RECORDS SUPPLIED:
· · ·

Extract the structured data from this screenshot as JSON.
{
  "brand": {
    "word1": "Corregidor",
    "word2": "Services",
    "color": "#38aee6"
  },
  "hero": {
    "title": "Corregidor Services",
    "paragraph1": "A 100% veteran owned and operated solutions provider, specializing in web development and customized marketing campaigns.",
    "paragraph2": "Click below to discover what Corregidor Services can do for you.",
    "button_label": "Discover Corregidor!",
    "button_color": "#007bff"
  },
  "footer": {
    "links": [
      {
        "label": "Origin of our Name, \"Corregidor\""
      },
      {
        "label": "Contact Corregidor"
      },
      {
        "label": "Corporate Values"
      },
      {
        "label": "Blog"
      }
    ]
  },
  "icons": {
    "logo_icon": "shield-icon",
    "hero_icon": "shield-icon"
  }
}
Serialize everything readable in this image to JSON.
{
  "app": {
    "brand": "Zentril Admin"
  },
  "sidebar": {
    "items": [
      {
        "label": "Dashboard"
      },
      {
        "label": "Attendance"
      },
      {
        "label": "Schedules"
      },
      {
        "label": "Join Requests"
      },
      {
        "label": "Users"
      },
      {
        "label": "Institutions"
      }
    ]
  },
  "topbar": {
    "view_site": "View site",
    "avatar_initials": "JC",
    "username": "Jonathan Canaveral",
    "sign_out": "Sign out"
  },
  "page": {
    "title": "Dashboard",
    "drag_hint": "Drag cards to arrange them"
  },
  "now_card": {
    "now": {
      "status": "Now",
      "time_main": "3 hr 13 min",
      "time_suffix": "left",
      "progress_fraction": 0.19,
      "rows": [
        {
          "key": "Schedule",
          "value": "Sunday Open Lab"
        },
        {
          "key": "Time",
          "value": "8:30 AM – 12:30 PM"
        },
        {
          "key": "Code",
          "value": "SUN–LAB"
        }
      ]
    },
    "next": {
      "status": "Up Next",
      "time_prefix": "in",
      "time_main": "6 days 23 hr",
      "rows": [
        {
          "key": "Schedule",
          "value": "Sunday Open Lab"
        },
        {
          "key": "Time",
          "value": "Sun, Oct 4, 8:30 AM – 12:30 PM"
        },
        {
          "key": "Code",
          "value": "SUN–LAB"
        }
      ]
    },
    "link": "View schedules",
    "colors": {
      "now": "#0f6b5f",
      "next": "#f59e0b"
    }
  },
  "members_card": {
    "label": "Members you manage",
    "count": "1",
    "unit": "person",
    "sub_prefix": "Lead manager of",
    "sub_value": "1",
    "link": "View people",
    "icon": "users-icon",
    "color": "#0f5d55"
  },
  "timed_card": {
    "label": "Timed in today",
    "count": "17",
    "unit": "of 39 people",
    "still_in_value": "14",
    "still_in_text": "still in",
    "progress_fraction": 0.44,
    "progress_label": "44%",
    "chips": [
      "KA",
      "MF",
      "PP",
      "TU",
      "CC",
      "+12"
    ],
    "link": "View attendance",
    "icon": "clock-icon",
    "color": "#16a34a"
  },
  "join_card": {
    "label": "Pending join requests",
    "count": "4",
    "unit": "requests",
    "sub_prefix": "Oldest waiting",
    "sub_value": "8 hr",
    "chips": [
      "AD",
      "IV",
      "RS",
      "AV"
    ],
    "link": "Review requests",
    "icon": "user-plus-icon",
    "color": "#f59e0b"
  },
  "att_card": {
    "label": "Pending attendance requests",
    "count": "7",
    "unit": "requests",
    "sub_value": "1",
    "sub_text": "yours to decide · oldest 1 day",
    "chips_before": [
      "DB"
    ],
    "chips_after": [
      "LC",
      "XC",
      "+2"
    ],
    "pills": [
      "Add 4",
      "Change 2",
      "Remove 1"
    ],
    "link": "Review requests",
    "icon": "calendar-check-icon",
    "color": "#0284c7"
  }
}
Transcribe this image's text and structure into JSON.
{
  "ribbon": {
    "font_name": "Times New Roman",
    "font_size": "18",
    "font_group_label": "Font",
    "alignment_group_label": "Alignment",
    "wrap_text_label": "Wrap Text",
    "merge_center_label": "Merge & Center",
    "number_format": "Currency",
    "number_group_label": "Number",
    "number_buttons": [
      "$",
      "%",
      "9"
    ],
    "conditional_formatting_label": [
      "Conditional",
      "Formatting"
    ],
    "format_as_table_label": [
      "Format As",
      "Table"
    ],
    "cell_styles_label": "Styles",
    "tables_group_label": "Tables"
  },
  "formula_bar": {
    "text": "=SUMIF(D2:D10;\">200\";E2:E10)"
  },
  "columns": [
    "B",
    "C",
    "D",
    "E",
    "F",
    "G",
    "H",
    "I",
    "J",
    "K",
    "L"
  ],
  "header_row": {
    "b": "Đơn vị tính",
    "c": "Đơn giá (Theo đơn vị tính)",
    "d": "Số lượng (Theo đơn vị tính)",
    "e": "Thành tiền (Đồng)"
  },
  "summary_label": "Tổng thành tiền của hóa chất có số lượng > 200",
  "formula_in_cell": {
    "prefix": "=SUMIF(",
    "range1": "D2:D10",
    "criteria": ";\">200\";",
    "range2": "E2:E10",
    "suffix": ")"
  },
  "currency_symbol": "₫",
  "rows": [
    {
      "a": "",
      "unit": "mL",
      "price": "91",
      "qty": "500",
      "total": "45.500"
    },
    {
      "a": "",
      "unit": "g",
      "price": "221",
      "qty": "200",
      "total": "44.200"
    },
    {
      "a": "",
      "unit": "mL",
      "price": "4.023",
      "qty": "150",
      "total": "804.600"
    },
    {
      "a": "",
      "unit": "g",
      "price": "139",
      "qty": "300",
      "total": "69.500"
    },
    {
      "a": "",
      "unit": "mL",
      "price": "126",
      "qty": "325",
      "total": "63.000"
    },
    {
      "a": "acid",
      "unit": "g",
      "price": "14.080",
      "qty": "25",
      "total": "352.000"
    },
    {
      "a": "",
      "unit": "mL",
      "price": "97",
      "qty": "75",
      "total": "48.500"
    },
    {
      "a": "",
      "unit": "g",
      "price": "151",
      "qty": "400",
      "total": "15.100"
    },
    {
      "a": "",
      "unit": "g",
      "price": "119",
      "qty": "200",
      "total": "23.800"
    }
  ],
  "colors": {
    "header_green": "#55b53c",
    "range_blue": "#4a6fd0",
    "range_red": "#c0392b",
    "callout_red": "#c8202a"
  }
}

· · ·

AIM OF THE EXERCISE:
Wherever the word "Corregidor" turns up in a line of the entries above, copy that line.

SOLUTION BELOW:
    "word1": "Corregidor",
    "title": "Corregidor Services",
    "paragraph2": "Click below to discover what Corregidor Services can do for you.",
    "button_label": "Discover Corregidor!",
        "label": "Origin of our Name, \"Corregidor\""
        "label": "Contact Corregidor"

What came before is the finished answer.